== MATERIAL FOR THIS EXERCISE ==
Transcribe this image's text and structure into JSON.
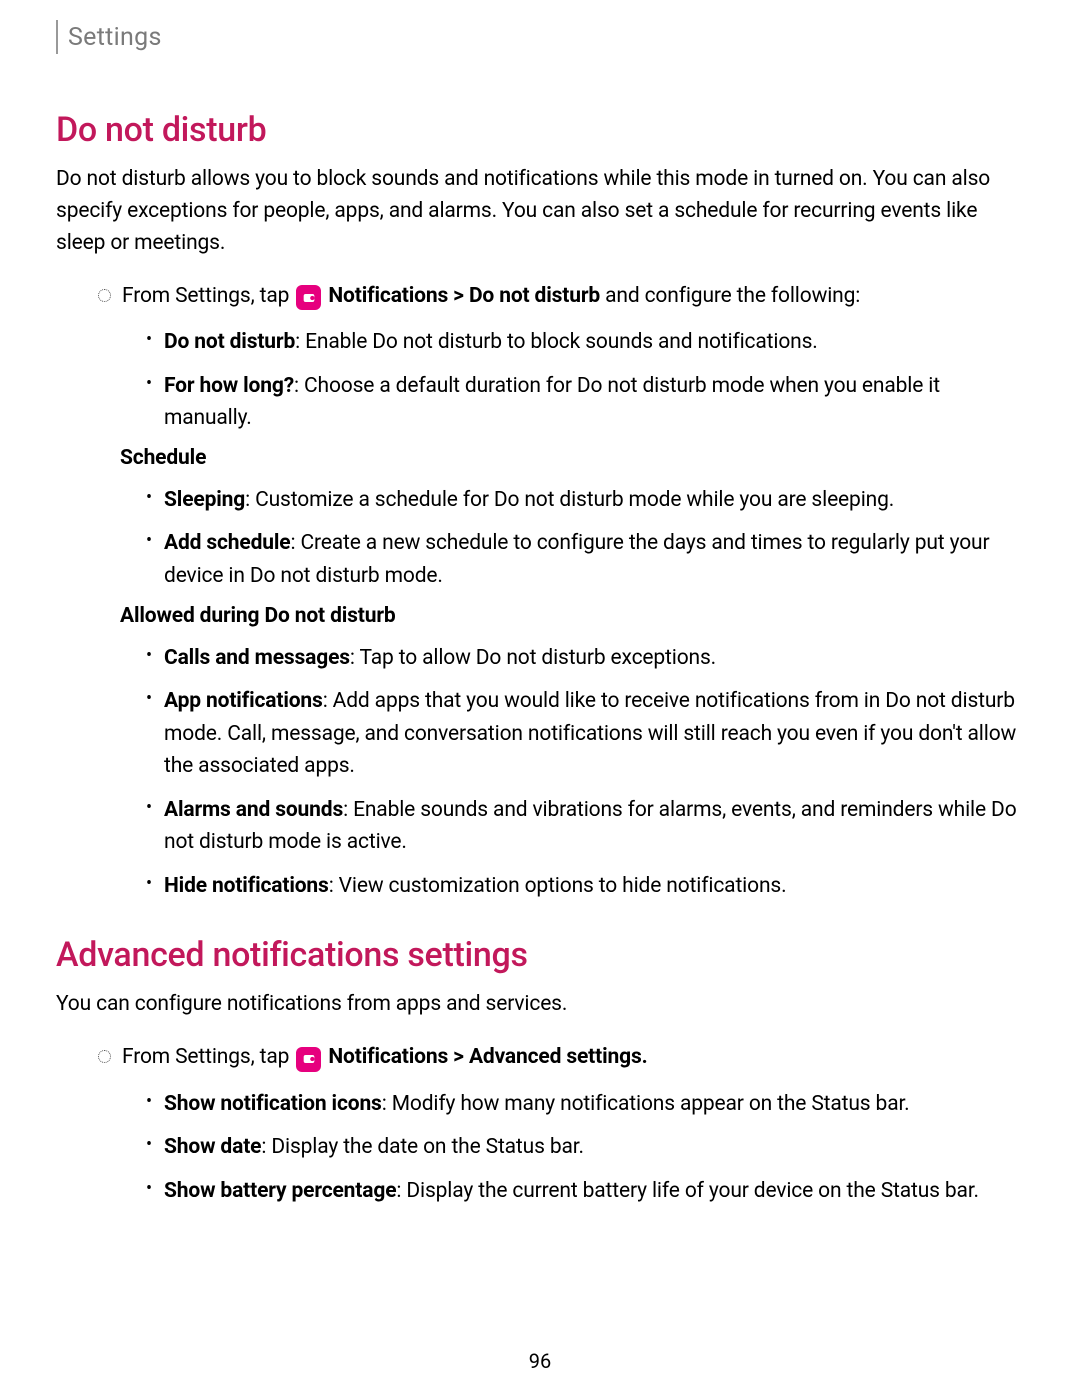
{
  "header": {
    "breadcrumb": "Settings"
  },
  "section1": {
    "title": "Do not disturb",
    "intro": "Do not disturb allows you to block sounds and notifications while this mode in turned on. You can also specify exceptions for people, apps, and alarms. You can also set a schedule for recurring events like sleep or meetings.",
    "step_prefix": "From Settings, tap ",
    "step_path1": "Notifications",
    "step_sep": " > ",
    "step_path2": "Do not disturb",
    "step_suffix": " and configure the following:",
    "items1": [
      {
        "label": "Do not disturb",
        "text": ": Enable Do not disturb to block sounds and notifications."
      },
      {
        "label": "For how long?",
        "text": ": Choose a default duration for Do not disturb mode when you enable it manually."
      }
    ],
    "sub1_title": "Schedule",
    "items2": [
      {
        "label": "Sleeping",
        "text": ": Customize a schedule for Do not disturb mode while you are sleeping."
      },
      {
        "label": "Add schedule",
        "text": ": Create a new schedule to configure the days and times to regularly put your device in Do not disturb mode."
      }
    ],
    "sub2_title": "Allowed during Do not disturb",
    "items3": [
      {
        "label": "Calls and messages",
        "text": ": Tap to allow Do not disturb exceptions."
      },
      {
        "label": "App notifications",
        "text": ": Add apps that you would like to receive notifications from in Do not disturb mode. Call, message, and conversation notifications will still reach you even if you don't allow the associated apps."
      },
      {
        "label": "Alarms and sounds",
        "text": ": Enable sounds and vibrations for alarms, events, and reminders while Do not disturb mode is active."
      },
      {
        "label": "Hide notifications",
        "text": ": View customization options to hide notifications."
      }
    ]
  },
  "section2": {
    "title": "Advanced notifications settings",
    "intro": "You can configure notifications from apps and services.",
    "step_prefix": "From Settings, tap ",
    "step_path1": "Notifications",
    "step_sep": " > ",
    "step_path2": "Advanced settings",
    "step_suffix": ".",
    "items1": [
      {
        "label": "Show notification icons",
        "text": ": Modify how many notifications appear on the Status bar."
      },
      {
        "label": "Show date",
        "text": ": Display the date on the Status bar."
      },
      {
        "label": "Show battery percentage",
        "text": ": Display the current battery life of your device on the Status bar."
      }
    ]
  },
  "page_number": "96"
}
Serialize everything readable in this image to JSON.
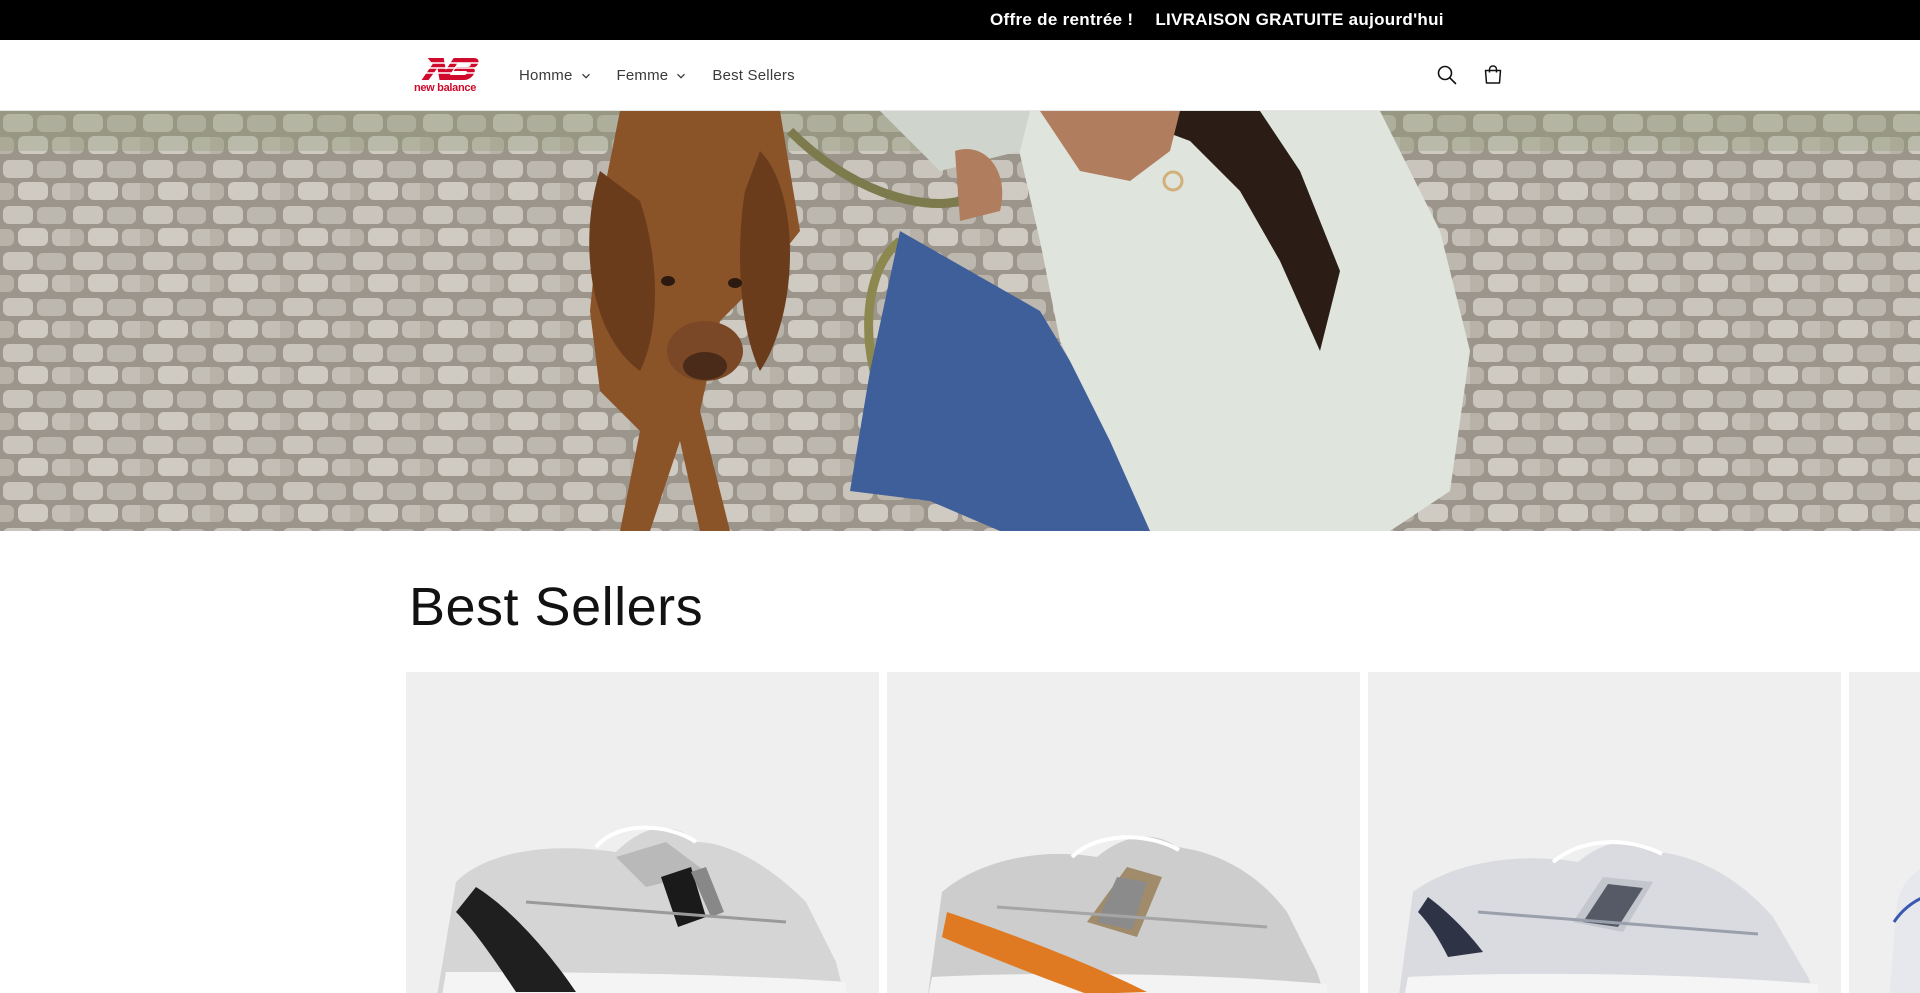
{
  "announcement": {
    "message_1": "Offre de rentrée !",
    "message_2": "LIVRAISON GRATUITE aujourd'hui"
  },
  "header": {
    "logo_text": "new balance",
    "nav": [
      {
        "label": "Homme",
        "has_dropdown": true
      },
      {
        "label": "Femme",
        "has_dropdown": true
      },
      {
        "label": "Best Sellers",
        "has_dropdown": false
      }
    ],
    "icons": [
      "search-icon",
      "cart-icon"
    ]
  },
  "hero": {
    "image": "dog-and-woman-on-cobblestone-photo"
  },
  "best_sellers": {
    "title": "Best Sellers",
    "products": [
      {
        "image": "silver-black-sneaker"
      },
      {
        "image": "silver-orange-sneaker"
      },
      {
        "image": "silver-navy-sneaker"
      },
      {
        "image": "white-blue-sneaker-partial"
      }
    ]
  },
  "colors": {
    "announcement_bg": "#000000",
    "brand_red": "#cf0a2c",
    "card_bg": "#efefef"
  }
}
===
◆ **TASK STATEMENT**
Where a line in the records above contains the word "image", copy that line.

◆ **SOLUTION TO THIS EXERCISE**
Transcribe this image's text and structure into JSON.
Serialize everything readable in this image to JSON.
    "image": "dog-and-woman-on-cobblestone-photo"
        "image": "silver-black-sneaker"
        "image": "silver-orange-sneaker"
        "image": "silver-navy-sneaker"
        "image": "white-blue-sneaker-partial"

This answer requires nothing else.